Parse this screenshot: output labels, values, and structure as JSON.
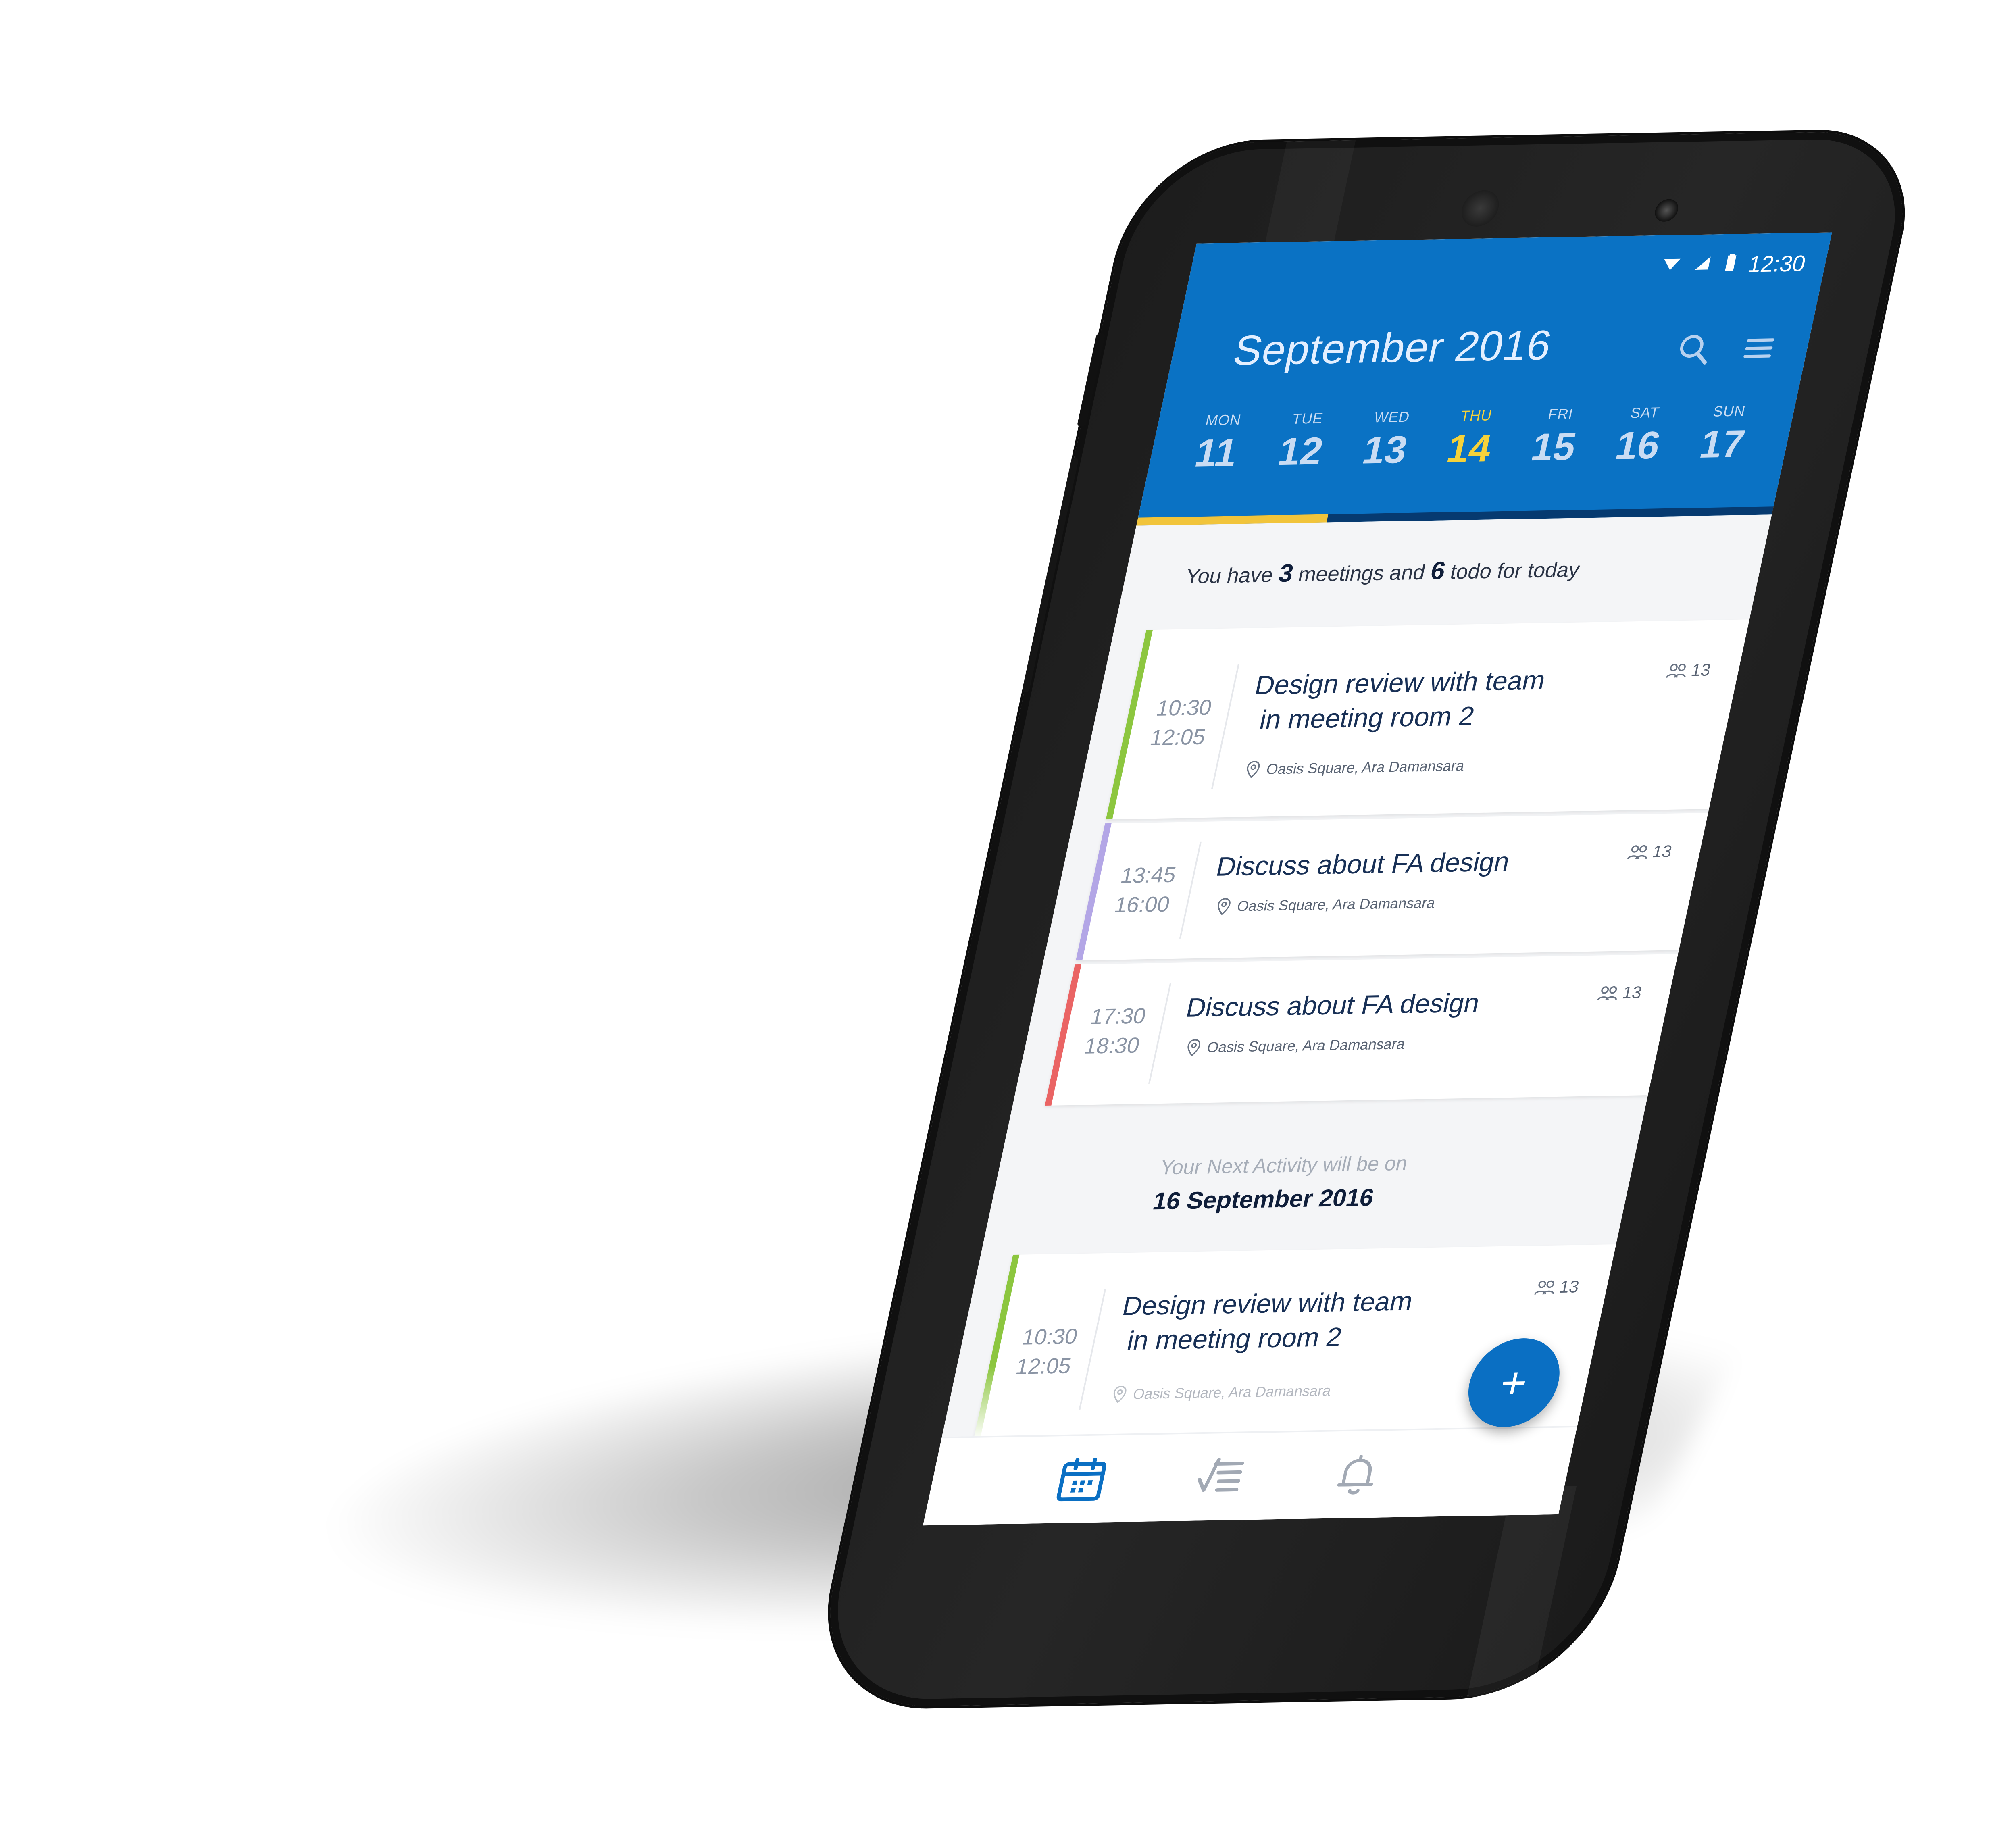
{
  "status_bar": {
    "time": "12:30"
  },
  "header": {
    "title": "September 2016"
  },
  "week": [
    {
      "name": "MON",
      "num": "11"
    },
    {
      "name": "TUE",
      "num": "12"
    },
    {
      "name": "WED",
      "num": "13"
    },
    {
      "name": "THU",
      "num": "14",
      "active": true
    },
    {
      "name": "FRI",
      "num": "15"
    },
    {
      "name": "SAT",
      "num": "16"
    },
    {
      "name": "SUN",
      "num": "17"
    }
  ],
  "summary": {
    "prefix": "You have",
    "meetings": "3",
    "middle": "meetings and",
    "todos": "6",
    "suffix": "todo for today"
  },
  "events_today": [
    {
      "start": "10:30",
      "end": "12:05",
      "title_line1": "Design review with team",
      "title_line2": "in meeting room 2",
      "location": "Oasis Square, Ara Damansara",
      "attendees": "13",
      "color": "#8cc63f"
    },
    {
      "start": "13:45",
      "end": "16:00",
      "title_line1": "Discuss about FA design",
      "location": "Oasis Square, Ara Damansara",
      "attendees": "13",
      "color": "#b3a6e6"
    },
    {
      "start": "17:30",
      "end": "18:30",
      "title_line1": "Discuss about FA design",
      "location": "Oasis Square, Ara Damansara",
      "attendees": "13",
      "color": "#ea6464"
    }
  ],
  "next": {
    "label": "Your Next Activity will be on",
    "date": "16 September 2016",
    "event": {
      "start": "10:30",
      "end": "12:05",
      "title_line1": "Design review with team",
      "title_line2": "in meeting room 2",
      "location": "Oasis Square, Ara Damansara",
      "attendees": "13",
      "color": "#8cc63f"
    }
  },
  "fab": {
    "label": "+"
  },
  "bottom_nav": [
    {
      "icon": "calendar-icon",
      "active": true
    },
    {
      "icon": "todo-list-icon",
      "active": false
    },
    {
      "icon": "bell-icon",
      "active": false
    }
  ],
  "colors": {
    "primary": "#0a72c4",
    "accent": "#f1c43b"
  }
}
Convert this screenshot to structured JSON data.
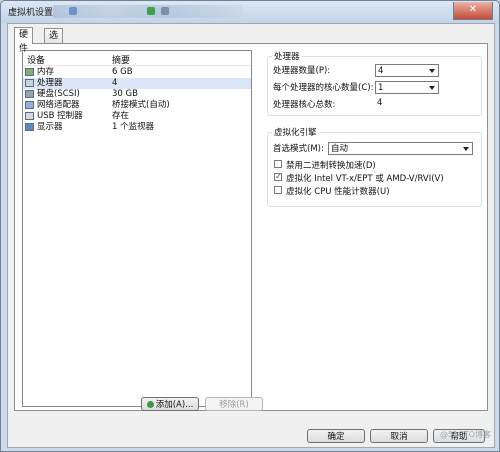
{
  "window": {
    "title": "虚拟机设置"
  },
  "tabs": [
    {
      "label": "硬件",
      "active": true
    },
    {
      "label": "选项",
      "active": false
    }
  ],
  "device_list": {
    "columns": [
      "设备",
      "摘要"
    ],
    "rows": [
      {
        "name": "内存",
        "summary": "6 GB",
        "icon": "memory-icon"
      },
      {
        "name": "处理器",
        "summary": "4",
        "icon": "processor-icon",
        "selected": true
      },
      {
        "name": "硬盘(SCSI)",
        "summary": "30 GB",
        "icon": "hard-disk-icon"
      },
      {
        "name": "网络适配器",
        "summary": "桥接模式(自动)",
        "icon": "network-adapter-icon"
      },
      {
        "name": "USB 控制器",
        "summary": "存在",
        "icon": "usb-controller-icon"
      },
      {
        "name": "显示器",
        "summary": "1 个监视器",
        "icon": "display-icon"
      }
    ]
  },
  "list_buttons": {
    "add": "添加(A)...",
    "remove": "移除(R)"
  },
  "processor": {
    "title": "处理器",
    "count_label": "处理器数量(P):",
    "count_value": "4",
    "cores_label": "每个处理器的核心数量(C):",
    "cores_value": "1",
    "total_label": "处理器核心总数:",
    "total_value": "4"
  },
  "virtualization": {
    "title": "虚拟化引擎",
    "mode_label": "首选模式(M):",
    "mode_value": "自动",
    "options": [
      {
        "label": "禁用二进制转换加速(D)",
        "checked": false
      },
      {
        "label": "虚拟化 Intel VT-x/EPT 或 AMD-V/RVI(V)",
        "checked": true
      },
      {
        "label": "虚拟化 CPU 性能计数器(U)",
        "checked": false
      }
    ]
  },
  "footer": {
    "ok": "确定",
    "cancel": "取消",
    "help": "帮助"
  },
  "watermark": "@51CTO博客"
}
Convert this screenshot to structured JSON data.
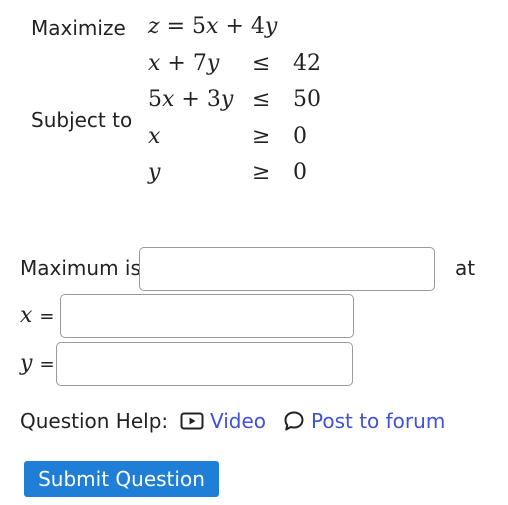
{
  "problem": {
    "maximize_label": "Maximize",
    "subject_to_label": "Subject to",
    "objective": {
      "lhs": "z",
      "eq": "=",
      "coef1": "5",
      "var1": "x",
      "op": "+",
      "coef2": "4",
      "var2": "y"
    },
    "constraints": [
      {
        "lhs_a": "x",
        "op": "+",
        "coef": "7",
        "var": "y",
        "rel": "≤",
        "rhs": "42"
      },
      {
        "lhs_c": "5",
        "lhs_a": "x",
        "op": "+",
        "coef": "3",
        "var": "y",
        "rel": "≤",
        "rhs": "50"
      },
      {
        "lhs_a": "x",
        "rel": "≥",
        "rhs": "0"
      },
      {
        "lhs_a": "y",
        "rel": "≥",
        "rhs": "0"
      }
    ]
  },
  "answer": {
    "maximum_label": "Maximum is",
    "at_label": "at",
    "x_var": "x",
    "y_var": "y",
    "eq": "=",
    "maximum_value": "",
    "x_value": "",
    "y_value": ""
  },
  "help": {
    "label": "Question Help:",
    "video_label": "Video",
    "forum_label": "Post to forum"
  },
  "submit": {
    "label": "Submit Question"
  },
  "colors": {
    "link": "#3f51d9",
    "submit_bg": "#1f7fd6"
  }
}
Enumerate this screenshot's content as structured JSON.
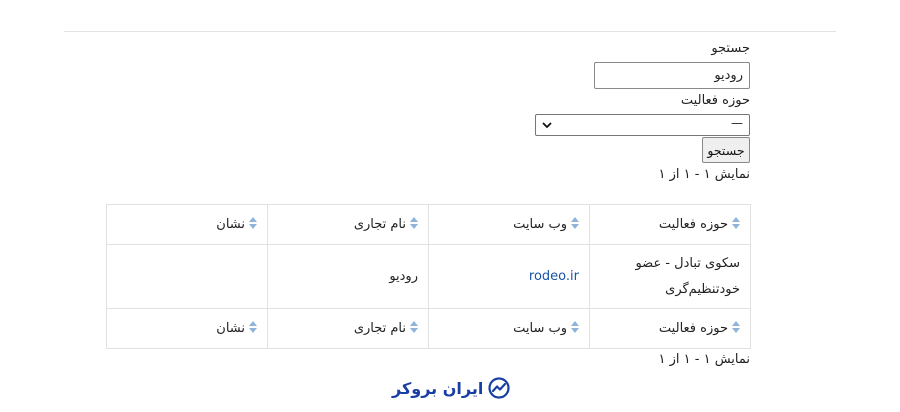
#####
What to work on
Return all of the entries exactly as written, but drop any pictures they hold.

Problem solution
Parse this screenshot: output labels, values, and structure as JSON.
{
  "status_bar": {
    "time": "12:30"
  },
  "header": {
    "title": "September 2016"
  },
  "week": [
    {
      "name": "MON",
      "num": "11"
    },
    {
      "name": "TUE",
      "num": "12"
    },
    {
      "name": "WED",
      "num": "13"
    },
    {
      "name": "THU",
      "num": "14",
      "active": true
    },
    {
      "name": "FRI",
      "num": "15"
    },
    {
      "name": "SAT",
      "num": "16"
    },
    {
      "name": "SUN",
      "num": "17"
    }
  ],
  "summary": {
    "prefix": "You have",
    "meetings": "3",
    "middle": "meetings and",
    "todos": "6",
    "suffix": "todo for today"
  },
  "events_today": [
    {
      "start": "10:30",
      "end": "12:05",
      "title_line1": "Design review with team",
      "title_line2": "in meeting room 2",
      "location": "Oasis Square, Ara Damansara",
      "attendees": "13",
      "color": "#8cc63f"
    },
    {
      "start": "13:45",
      "end": "16:00",
      "title_line1": "Discuss about FA design",
      "location": "Oasis Square, Ara Damansara",
      "attendees": "13",
      "color": "#b3a6e6"
    },
    {
      "start": "17:30",
      "end": "18:30",
      "title_line1": "Discuss about FA design",
      "location": "Oasis Square, Ara Damansara",
      "attendees": "13",
      "color": "#ea6464"
    }
  ],
  "next": {
    "label": "Your Next Activity will be on",
    "date": "16 September 2016",
    "event": {
      "start": "10:30",
      "end": "12:05",
      "title_line1": "Design review with team",
      "title_line2": "in meeting room 2",
      "location": "Oasis Square, Ara Damansara",
      "attendees": "13",
      "color": "#8cc63f"
    }
  },
  "fab": {
    "label": "+"
  },
  "bottom_nav": [
    {
      "icon": "calendar-icon",
      "active": true
    },
    {
      "icon": "todo-list-icon",
      "active": false
    },
    {
      "icon": "bell-icon",
      "active": false
    }
  ],
  "colors": {
    "primary": "#0a72c4",
    "accent": "#f1c43b"
  }
}
Convert this screenshot to structured JSON data.
{
  "window": {
    "title": "虚拟机设置"
  },
  "tabs": [
    {
      "label": "硬件",
      "active": true
    },
    {
      "label": "选项",
      "active": false
    }
  ],
  "device_list": {
    "columns": [
      "设备",
      "摘要"
    ],
    "rows": [
      {
        "name": "内存",
        "summary": "6 GB",
        "icon": "memory-icon"
      },
      {
        "name": "处理器",
        "summary": "4",
        "icon": "processor-icon",
        "selected": true
      },
      {
        "name": "硬盘(SCSI)",
        "summary": "30 GB",
        "icon": "hard-disk-icon"
      },
      {
        "name": "网络适配器",
        "summary": "桥接模式(自动)",
        "icon": "network-adapter-icon"
      },
      {
        "name": "USB 控制器",
        "summary": "存在",
        "icon": "usb-controller-icon"
      },
      {
        "name": "显示器",
        "summary": "1 个监视器",
        "icon": "display-icon"
      }
    ]
  },
  "list_buttons": {
    "add": "添加(A)...",
    "remove": "移除(R)"
  },
  "processor": {
    "title": "处理器",
    "count_label": "处理器数量(P):",
    "count_value": "4",
    "cores_label": "每个处理器的核心数量(C):",
    "cores_value": "1",
    "total_label": "处理器核心总数:",
    "total_value": "4"
  },
  "virtualization": {
    "title": "虚拟化引擎",
    "mode_label": "首选模式(M):",
    "mode_value": "自动",
    "options": [
      {
        "label": "禁用二进制转换加速(D)",
        "checked": false
      },
      {
        "label": "虚拟化 Intel VT-x/EPT 或 AMD-V/RVI(V)",
        "checked": true
      },
      {
        "label": "虚拟化 CPU 性能计数器(U)",
        "checked": false
      }
    ]
  },
  "footer": {
    "ok": "确定",
    "cancel": "取消",
    "help": "帮助"
  },
  "watermark": "@51CTO博客"
}
Convert this screenshot to structured JSON data.
{
  "problem": {
    "maximize_label": "Maximize",
    "subject_to_label": "Subject to",
    "objective": {
      "lhs": "z",
      "eq": "=",
      "coef1": "5",
      "var1": "x",
      "op": "+",
      "coef2": "4",
      "var2": "y"
    },
    "constraints": [
      {
        "lhs_a": "x",
        "op": "+",
        "coef": "7",
        "var": "y",
        "rel": "≤",
        "rhs": "42"
      },
      {
        "lhs_c": "5",
        "lhs_a": "x",
        "op": "+",
        "coef": "3",
        "var": "y",
        "rel": "≤",
        "rhs": "50"
      },
      {
        "lhs_a": "x",
        "rel": "≥",
        "rhs": "0"
      },
      {
        "lhs_a": "y",
        "rel": "≥",
        "rhs": "0"
      }
    ]
  },
  "answer": {
    "maximum_label": "Maximum is",
    "at_label": "at",
    "x_var": "x",
    "y_var": "y",
    "eq": "=",
    "maximum_value": "",
    "x_value": "",
    "y_value": ""
  },
  "help": {
    "label": "Question Help:",
    "video_label": "Video",
    "forum_label": "Post to forum"
  },
  "submit": {
    "label": "Submit Question"
  },
  "colors": {
    "link": "#3f51d9",
    "submit_bg": "#1f7fd6"
  }
}
Enumerate this screenshot's content as structured JSON.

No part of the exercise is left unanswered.